In saying last Friday that it was monitoring outbreaks at nursing homes related to the Delta variant, the C.D.C. said some measures under review would include “testing, quarantine, visitation, use of PPE and source control.”
Underscoring the concern of regulators about unvaccinated workers, Colorado just implemented a new rule that unvaccinated staff members at nursing homes must be tested for the virus, using a rapid test, every time they come to work. California is now requiring health care workers in the state to be vaccinated or undergo frequent testing.
Feelings are raw among nursing home staff and operators.
“I don’t want to lose anyone else,” said Marita Smith, administrator at Saint Anne Nursing and Rehab Center in Seattle. Eight of 32 residents died of Covid early on in the pandemic, including four who were already on hospice. Ms. Smith says the losses help explain why all 52 staff members have been vaccinated.
“I question their reason for being in the business if they don’t get it,” Ms. Smith said. “You just don’t want to turn your back.”
Some nursing home staff members resisting vaccination argue that they can protect residents without being inoculated. “I go home, stay home as much as possible, do grocery pickup instead of shopping, do a lot of hand washing. I’m not exposing myself to other people,” said Jessica M., a director of nursing at a home in Grand Junction, Colo., who is unvaccinated.
She declined to give her last name because she wasn’t authorized to speak to the media. She added that she wanted to make sure “the side effects aren’t worse than protecting someone from Covid.”

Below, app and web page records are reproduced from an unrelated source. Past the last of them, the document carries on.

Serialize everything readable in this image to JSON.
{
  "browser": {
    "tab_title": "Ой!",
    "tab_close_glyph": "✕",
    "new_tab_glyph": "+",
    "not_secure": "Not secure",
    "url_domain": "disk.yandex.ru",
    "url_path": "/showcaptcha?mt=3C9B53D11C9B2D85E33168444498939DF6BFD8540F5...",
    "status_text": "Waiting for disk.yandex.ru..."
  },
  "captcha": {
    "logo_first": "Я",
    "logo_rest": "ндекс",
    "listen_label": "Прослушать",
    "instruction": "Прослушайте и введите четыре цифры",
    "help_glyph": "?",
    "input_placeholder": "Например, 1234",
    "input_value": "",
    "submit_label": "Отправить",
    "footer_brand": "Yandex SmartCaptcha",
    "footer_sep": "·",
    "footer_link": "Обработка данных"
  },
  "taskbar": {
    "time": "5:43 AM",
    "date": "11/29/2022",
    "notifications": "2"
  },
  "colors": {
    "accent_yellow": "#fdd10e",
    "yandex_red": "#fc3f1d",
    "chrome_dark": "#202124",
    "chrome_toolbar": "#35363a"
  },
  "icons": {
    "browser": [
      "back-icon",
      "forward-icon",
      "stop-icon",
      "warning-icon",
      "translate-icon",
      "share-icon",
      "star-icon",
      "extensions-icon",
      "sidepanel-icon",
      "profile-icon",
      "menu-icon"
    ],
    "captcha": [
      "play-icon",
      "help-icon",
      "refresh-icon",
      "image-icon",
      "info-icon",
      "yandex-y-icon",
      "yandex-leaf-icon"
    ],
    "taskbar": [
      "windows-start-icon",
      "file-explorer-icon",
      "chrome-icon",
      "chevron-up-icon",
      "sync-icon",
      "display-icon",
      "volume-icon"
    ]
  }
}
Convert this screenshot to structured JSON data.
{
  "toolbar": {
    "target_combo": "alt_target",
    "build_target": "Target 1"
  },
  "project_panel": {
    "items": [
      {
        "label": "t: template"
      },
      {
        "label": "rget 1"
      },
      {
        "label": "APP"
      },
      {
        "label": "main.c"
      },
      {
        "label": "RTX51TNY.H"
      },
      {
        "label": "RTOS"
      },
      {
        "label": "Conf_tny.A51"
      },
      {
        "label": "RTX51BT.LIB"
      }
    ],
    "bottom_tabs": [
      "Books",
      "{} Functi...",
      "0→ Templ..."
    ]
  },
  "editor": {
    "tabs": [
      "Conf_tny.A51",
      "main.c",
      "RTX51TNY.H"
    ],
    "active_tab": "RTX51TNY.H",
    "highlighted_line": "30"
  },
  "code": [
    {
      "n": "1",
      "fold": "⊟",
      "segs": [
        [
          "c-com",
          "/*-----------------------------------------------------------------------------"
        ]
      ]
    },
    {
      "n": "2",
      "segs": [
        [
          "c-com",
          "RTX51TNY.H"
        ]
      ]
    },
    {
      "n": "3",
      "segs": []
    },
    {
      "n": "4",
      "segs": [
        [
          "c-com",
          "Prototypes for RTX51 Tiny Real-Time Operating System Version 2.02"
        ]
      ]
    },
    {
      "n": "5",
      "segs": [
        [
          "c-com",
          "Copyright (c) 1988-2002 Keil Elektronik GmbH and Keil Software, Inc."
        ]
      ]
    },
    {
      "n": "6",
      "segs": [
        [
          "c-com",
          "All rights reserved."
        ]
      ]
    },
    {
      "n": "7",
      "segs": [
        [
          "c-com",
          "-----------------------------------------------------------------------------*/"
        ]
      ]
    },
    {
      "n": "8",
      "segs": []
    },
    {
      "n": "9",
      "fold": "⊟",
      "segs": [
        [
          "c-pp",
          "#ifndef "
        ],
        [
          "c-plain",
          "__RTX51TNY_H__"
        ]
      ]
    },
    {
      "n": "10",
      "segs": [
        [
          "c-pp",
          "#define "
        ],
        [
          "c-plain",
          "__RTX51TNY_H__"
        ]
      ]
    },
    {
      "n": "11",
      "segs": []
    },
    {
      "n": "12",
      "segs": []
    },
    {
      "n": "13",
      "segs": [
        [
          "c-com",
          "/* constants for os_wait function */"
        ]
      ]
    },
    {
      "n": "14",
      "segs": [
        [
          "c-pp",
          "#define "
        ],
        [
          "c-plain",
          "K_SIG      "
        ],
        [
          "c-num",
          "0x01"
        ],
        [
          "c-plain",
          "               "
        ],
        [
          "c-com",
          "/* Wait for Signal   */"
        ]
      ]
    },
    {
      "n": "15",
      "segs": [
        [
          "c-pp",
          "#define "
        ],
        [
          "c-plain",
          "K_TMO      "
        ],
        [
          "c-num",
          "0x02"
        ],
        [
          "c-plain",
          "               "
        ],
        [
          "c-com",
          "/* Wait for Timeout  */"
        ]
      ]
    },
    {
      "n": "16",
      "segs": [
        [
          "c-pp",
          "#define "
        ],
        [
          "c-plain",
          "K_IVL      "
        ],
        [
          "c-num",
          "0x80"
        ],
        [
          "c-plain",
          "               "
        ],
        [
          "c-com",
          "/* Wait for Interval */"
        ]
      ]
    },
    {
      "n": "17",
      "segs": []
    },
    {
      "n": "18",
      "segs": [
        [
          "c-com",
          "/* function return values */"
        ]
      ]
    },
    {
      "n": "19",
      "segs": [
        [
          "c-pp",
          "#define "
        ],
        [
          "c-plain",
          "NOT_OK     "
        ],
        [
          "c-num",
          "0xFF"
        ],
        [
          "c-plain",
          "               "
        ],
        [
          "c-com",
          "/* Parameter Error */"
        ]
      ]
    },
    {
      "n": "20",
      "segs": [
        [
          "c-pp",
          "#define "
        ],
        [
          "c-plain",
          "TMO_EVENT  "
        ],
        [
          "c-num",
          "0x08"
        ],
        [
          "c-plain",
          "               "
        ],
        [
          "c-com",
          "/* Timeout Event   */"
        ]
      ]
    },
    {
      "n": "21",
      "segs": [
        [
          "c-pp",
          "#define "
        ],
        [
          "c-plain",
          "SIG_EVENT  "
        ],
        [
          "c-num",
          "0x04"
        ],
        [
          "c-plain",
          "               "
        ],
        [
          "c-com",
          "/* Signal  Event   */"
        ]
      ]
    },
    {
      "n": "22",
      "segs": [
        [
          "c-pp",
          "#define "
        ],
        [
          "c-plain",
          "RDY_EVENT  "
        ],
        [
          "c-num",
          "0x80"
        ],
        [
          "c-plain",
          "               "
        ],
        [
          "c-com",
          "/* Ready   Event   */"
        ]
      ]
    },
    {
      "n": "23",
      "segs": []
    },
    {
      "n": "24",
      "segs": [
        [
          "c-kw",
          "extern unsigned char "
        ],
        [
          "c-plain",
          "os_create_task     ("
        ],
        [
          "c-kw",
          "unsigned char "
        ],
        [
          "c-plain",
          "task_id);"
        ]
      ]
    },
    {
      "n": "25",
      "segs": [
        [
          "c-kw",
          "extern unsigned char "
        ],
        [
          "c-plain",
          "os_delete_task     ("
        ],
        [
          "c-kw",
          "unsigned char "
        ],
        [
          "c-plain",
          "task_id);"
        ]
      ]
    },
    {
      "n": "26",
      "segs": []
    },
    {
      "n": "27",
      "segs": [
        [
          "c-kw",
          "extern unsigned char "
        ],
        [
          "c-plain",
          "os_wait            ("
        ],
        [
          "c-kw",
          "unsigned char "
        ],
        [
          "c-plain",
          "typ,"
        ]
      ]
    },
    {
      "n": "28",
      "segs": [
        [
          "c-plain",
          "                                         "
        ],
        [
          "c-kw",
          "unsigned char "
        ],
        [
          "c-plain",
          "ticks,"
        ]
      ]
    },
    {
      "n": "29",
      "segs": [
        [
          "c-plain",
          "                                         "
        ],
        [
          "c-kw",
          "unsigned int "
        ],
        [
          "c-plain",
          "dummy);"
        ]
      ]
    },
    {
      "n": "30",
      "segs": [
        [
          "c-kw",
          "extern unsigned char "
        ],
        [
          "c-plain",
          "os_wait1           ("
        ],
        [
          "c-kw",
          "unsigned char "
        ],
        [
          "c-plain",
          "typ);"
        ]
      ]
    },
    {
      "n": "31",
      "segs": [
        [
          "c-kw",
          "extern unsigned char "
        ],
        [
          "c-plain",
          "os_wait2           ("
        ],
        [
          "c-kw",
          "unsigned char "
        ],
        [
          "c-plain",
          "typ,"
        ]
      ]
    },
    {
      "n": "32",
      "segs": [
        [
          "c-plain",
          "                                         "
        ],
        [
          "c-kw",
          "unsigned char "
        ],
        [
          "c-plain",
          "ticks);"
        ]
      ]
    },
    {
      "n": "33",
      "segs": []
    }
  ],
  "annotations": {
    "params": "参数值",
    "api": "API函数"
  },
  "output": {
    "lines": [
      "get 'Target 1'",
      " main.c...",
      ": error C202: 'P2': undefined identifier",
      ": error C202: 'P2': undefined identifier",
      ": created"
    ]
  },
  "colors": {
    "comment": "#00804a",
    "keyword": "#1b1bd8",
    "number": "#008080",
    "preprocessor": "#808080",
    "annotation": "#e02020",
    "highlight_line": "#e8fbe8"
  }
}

But consumer advocates and others point to the difficulties nursing homes have long had in protecting residents from infection. A government report issued in May found that nursing homes averaged three Covid outbreaks from May 2020 through January 2021, with two-thirds reporting the outbreaks began with an infected staff member testing positive.